[Task statement]
Copy each line in the data below that contains the word "icon".

[Data listing]
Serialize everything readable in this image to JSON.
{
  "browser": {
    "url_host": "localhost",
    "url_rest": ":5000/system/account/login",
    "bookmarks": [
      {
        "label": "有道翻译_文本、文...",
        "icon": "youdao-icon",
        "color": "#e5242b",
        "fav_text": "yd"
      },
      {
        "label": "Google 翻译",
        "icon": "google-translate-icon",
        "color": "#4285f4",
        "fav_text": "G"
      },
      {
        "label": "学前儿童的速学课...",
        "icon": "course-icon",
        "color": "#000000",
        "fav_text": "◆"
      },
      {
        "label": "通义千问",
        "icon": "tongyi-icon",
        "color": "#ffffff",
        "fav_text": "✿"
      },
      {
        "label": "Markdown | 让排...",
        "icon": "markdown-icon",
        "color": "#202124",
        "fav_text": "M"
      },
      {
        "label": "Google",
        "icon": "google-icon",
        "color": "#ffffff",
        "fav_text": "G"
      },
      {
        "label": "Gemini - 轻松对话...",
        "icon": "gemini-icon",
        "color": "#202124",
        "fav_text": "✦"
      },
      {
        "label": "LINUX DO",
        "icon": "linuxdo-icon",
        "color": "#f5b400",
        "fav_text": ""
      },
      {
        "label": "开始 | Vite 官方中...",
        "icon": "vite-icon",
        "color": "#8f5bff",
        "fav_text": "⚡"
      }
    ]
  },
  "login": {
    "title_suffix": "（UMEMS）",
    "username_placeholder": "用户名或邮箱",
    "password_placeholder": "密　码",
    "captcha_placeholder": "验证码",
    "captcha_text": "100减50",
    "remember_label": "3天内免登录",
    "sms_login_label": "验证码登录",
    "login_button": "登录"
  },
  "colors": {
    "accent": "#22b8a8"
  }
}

[Result of the exercise]
        "icon": "youdao-icon",
        "icon": "google-translate-icon",
        "icon": "course-icon",
        "icon": "tongyi-icon",
        "icon": "markdown-icon",
        "icon": "google-icon",
        "icon": "gemini-icon",
        "icon": "linuxdo-icon",
        "icon": "vite-icon",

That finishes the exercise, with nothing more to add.